Problem requirements: What you return must match the records word for word.

---- Raw data

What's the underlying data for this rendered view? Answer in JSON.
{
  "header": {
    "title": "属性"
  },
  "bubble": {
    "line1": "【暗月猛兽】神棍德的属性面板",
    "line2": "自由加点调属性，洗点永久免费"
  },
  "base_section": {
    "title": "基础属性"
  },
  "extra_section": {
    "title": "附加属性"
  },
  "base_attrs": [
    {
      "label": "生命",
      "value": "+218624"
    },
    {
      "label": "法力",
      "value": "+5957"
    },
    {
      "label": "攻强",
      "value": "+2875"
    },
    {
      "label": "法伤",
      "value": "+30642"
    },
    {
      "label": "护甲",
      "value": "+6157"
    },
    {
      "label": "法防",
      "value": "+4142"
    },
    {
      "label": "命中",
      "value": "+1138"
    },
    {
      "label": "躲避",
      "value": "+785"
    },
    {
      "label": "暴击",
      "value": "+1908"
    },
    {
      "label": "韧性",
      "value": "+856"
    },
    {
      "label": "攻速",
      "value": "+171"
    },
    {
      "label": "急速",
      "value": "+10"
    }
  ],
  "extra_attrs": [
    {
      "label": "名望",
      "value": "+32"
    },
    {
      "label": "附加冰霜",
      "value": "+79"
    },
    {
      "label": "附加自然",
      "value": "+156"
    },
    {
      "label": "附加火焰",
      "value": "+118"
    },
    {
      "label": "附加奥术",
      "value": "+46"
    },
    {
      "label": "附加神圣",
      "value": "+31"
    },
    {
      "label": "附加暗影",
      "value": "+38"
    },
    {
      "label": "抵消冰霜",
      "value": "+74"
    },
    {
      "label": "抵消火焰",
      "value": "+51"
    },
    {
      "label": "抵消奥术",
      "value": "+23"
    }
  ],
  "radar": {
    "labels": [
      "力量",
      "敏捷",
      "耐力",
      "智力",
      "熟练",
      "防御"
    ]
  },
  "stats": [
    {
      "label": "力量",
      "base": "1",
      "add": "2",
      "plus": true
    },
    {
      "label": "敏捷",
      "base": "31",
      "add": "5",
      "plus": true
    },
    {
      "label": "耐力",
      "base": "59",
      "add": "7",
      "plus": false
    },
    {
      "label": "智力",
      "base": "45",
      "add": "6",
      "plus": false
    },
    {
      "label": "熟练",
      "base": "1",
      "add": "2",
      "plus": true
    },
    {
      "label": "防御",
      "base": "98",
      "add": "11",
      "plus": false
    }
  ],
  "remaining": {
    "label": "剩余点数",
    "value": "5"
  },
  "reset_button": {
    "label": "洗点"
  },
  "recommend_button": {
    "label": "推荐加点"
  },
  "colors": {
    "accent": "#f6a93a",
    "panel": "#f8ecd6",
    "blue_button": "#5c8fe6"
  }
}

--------

Solution for this problem:
What's the underlying data for this rendered view? Answer in JSON.
{
  "header": {
    "title": "属性"
  },
  "bubble": {
    "line1": "【暗月猛兽】神棍德的属性面板",
    "line2": "自由加点调属性，洗点永久免费"
  },
  "base_section": {
    "title": "基础属性"
  },
  "extra_section": {
    "title": "附加属性"
  },
  "base_attrs": [
    {
      "label": "生命",
      "value": "+218624"
    },
    {
      "label": "法力",
      "value": "+5957"
    },
    {
      "label": "攻强",
      "value": "+2875"
    },
    {
      "label": "法伤",
      "value": "+30642"
    },
    {
      "label": "护甲",
      "value": "+6157"
    },
    {
      "label": "法防",
      "value": "+4142"
    },
    {
      "label": "命中",
      "value": "+1138"
    },
    {
      "label": "躲避",
      "value": "+785"
    },
    {
      "label": "暴击",
      "value": "+1908"
    },
    {
      "label": "韧性",
      "value": "+856"
    },
    {
      "label": "攻速",
      "value": "+171"
    },
    {
      "label": "急速",
      "value": "+10"
    }
  ],
  "extra_attrs": [
    {
      "label": "名望",
      "value": "+32"
    },
    {
      "label": "附加冰霜",
      "value": "+79"
    },
    {
      "label": "附加自然",
      "value": "+156"
    },
    {
      "label": "附加火焰",
      "value": "+118"
    },
    {
      "label": "附加奥术",
      "value": "+46"
    },
    {
      "label": "附加神圣",
      "value": "+31"
    },
    {
      "label": "附加暗影",
      "value": "+38"
    },
    {
      "label": "抵消冰霜",
      "value": "+74"
    },
    {
      "label": "抵消火焰",
      "value": "+51"
    },
    {
      "label": "抵消奥术",
      "value": "+23"
    }
  ],
  "radar": {
    "labels": [
      "力量",
      "敏捷",
      "耐力",
      "智力",
      "熟练",
      "防御"
    ]
  },
  "stats": [
    {
      "label": "力量",
      "base": "1",
      "add": "2",
      "plus": true
    },
    {
      "label": "敏捷",
      "base": "31",
      "add": "5",
      "plus": true
    },
    {
      "label": "耐力",
      "base": "59",
      "add": "7",
      "plus": false
    },
    {
      "label": "智力",
      "base": "45",
      "add": "6",
      "plus": false
    },
    {
      "label": "熟练",
      "base": "1",
      "add": "2",
      "plus": true
    },
    {
      "label": "防御",
      "base": "98",
      "add": "11",
      "plus": false
    }
  ],
  "remaining": {
    "label": "剩余点数",
    "value": "5"
  },
  "reset_button": {
    "label": "洗点"
  },
  "recommend_button": {
    "label": "推荐加点"
  },
  "colors": {
    "accent": "#f6a93a",
    "panel": "#f8ecd6",
    "blue_button": "#5c8fe6"
  }
}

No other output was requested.